Syllable--A syllable is a word or word part that contains a vowel sound. Some words have only one syllable: ad, be, ill. Others have two or more: syl-la-ble; se-quence, lit-er-al, im-ple-men-ta-tion.
Synonym--A synonym is a word with the same meaning as another word. Glad is a synonym for happy.
TABE--Test of Adult Basic Education
Validate--To validate a test is to assess the validity of its scores related to specific interpretations and uses of the scores. See validity.
Validity--Validity refers to the interpretation and use of test scores, that is, the likelihood that appropriate inferences about characteristics or abilities may be made based on the scores and appropriate decisions made. If a test score accurately represents the abilities it is intended to measure, teachers can feel confident about decisions based on the score. Validity of a score may vary depending on the way in which it is used and the types of individuals being tested.

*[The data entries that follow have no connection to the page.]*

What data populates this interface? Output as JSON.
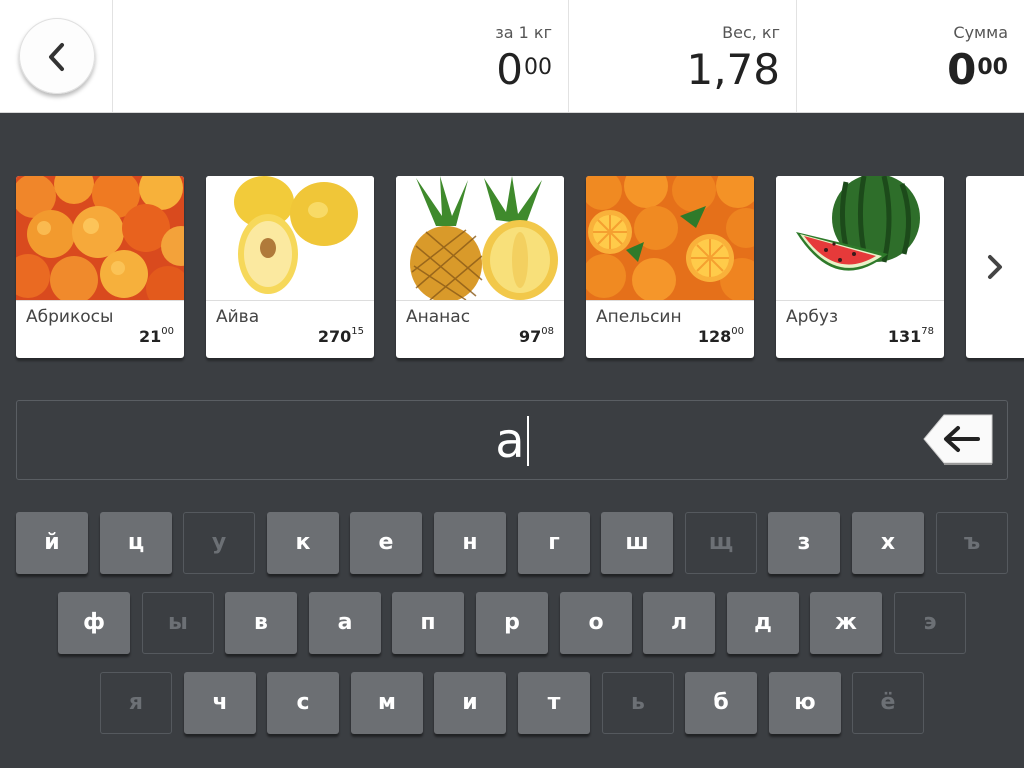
{
  "header": {
    "per_kg": {
      "label": "за 1 кг",
      "int": "0",
      "cents": "00"
    },
    "weight": {
      "label": "Вес, кг",
      "value": "1,78"
    },
    "sum": {
      "label": "Сумма",
      "int": "0",
      "cents": "00"
    }
  },
  "products": [
    {
      "name": "Абрикосы",
      "price_int": "21",
      "price_cents": "00",
      "image": "apricot-image"
    },
    {
      "name": "Айва",
      "price_int": "270",
      "price_cents": "15",
      "image": "quince-image"
    },
    {
      "name": "Ананас",
      "price_int": "97",
      "price_cents": "08",
      "image": "pineapple-image"
    },
    {
      "name": "Апельсин",
      "price_int": "128",
      "price_cents": "00",
      "image": "orange-image"
    },
    {
      "name": "Арбуз",
      "price_int": "131",
      "price_cents": "78",
      "image": "watermelon-image"
    }
  ],
  "search": {
    "value": "а"
  },
  "keyboard": {
    "row1": [
      {
        "label": "й",
        "enabled": true
      },
      {
        "label": "ц",
        "enabled": true
      },
      {
        "label": "у",
        "enabled": false
      },
      {
        "label": "к",
        "enabled": true
      },
      {
        "label": "е",
        "enabled": true
      },
      {
        "label": "н",
        "enabled": true
      },
      {
        "label": "г",
        "enabled": true
      },
      {
        "label": "ш",
        "enabled": true
      },
      {
        "label": "щ",
        "enabled": false
      },
      {
        "label": "з",
        "enabled": true
      },
      {
        "label": "х",
        "enabled": true
      },
      {
        "label": "ъ",
        "enabled": false
      }
    ],
    "row2": [
      {
        "label": "ф",
        "enabled": true
      },
      {
        "label": "ы",
        "enabled": false
      },
      {
        "label": "в",
        "enabled": true
      },
      {
        "label": "а",
        "enabled": true
      },
      {
        "label": "п",
        "enabled": true
      },
      {
        "label": "р",
        "enabled": true
      },
      {
        "label": "о",
        "enabled": true
      },
      {
        "label": "л",
        "enabled": true
      },
      {
        "label": "д",
        "enabled": true
      },
      {
        "label": "ж",
        "enabled": true
      },
      {
        "label": "э",
        "enabled": false
      }
    ],
    "row3": [
      {
        "label": "я",
        "enabled": false
      },
      {
        "label": "ч",
        "enabled": true
      },
      {
        "label": "с",
        "enabled": true
      },
      {
        "label": "м",
        "enabled": true
      },
      {
        "label": "и",
        "enabled": true
      },
      {
        "label": "т",
        "enabled": true
      },
      {
        "label": "ь",
        "enabled": false
      },
      {
        "label": "б",
        "enabled": true
      },
      {
        "label": "ю",
        "enabled": true
      },
      {
        "label": "ё",
        "enabled": false
      }
    ]
  },
  "icons": {
    "back": "chevron-left-icon",
    "next": "chevron-right-icon",
    "backspace": "backspace-icon"
  }
}
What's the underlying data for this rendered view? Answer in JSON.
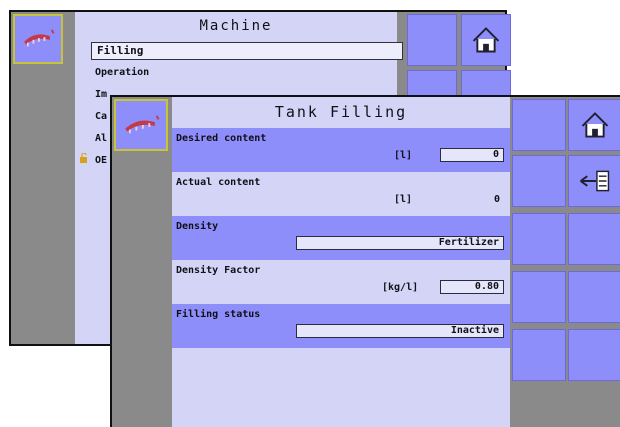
{
  "back_window": {
    "title": "Machine",
    "selected_field": "Filling",
    "menu_items": [
      "Operation",
      "Im",
      "Ca",
      "Al",
      "OE"
    ]
  },
  "front_window": {
    "title": "Tank Filling",
    "rows": [
      {
        "label": "Desired content",
        "unit": "[l]",
        "value": "0"
      },
      {
        "label": "Actual content",
        "unit": "[l]",
        "value": "0"
      },
      {
        "label": "Density",
        "value": "Fertilizer"
      },
      {
        "label": "Density Factor",
        "unit": "[kg/l]",
        "value": "0.80"
      },
      {
        "label": "Filling status",
        "value": "Inactive"
      }
    ]
  },
  "icons": {
    "home": "home-icon",
    "back": "back-arrow-icon",
    "logo": "sprayer-logo-icon",
    "lock": "unlock-icon"
  },
  "colors": {
    "panel": "#8e8efa",
    "content_bg": "#d4d4f6",
    "frame": "#8a8a8a",
    "logo_border": "#c8c43a"
  }
}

Formal, published instruments have usually been subjected to various statistical tests and assigned a validity coefficient, a number from 0 to 1.0. See validate and reliability.
Vocabulary--Vocabulary refers to the words understood or used by a person. Our oral vocabulary is the words we can understand and use in speaking and listening. Our reading vocabulary is the store of words we can read and understand. See receptive vocabulary and expressive vocabulary.
Word analysis--Word analysis may be used broadly, to refer to all word identification skills, including decoding and sight word recognition. Word analysis, word identification, and word recognition are often used interchangeably. (Some prefer to reserve the term word analysis for the actual analysis involved in phonological decoding.) See word identification, word recognition, decoding, phonological decoding.
Word identification, Word recognition--Word identification and word recognition refer to the processes used to determine pronunciation/meaning of a word: both conscious decoding and automatic (sight word) recognition.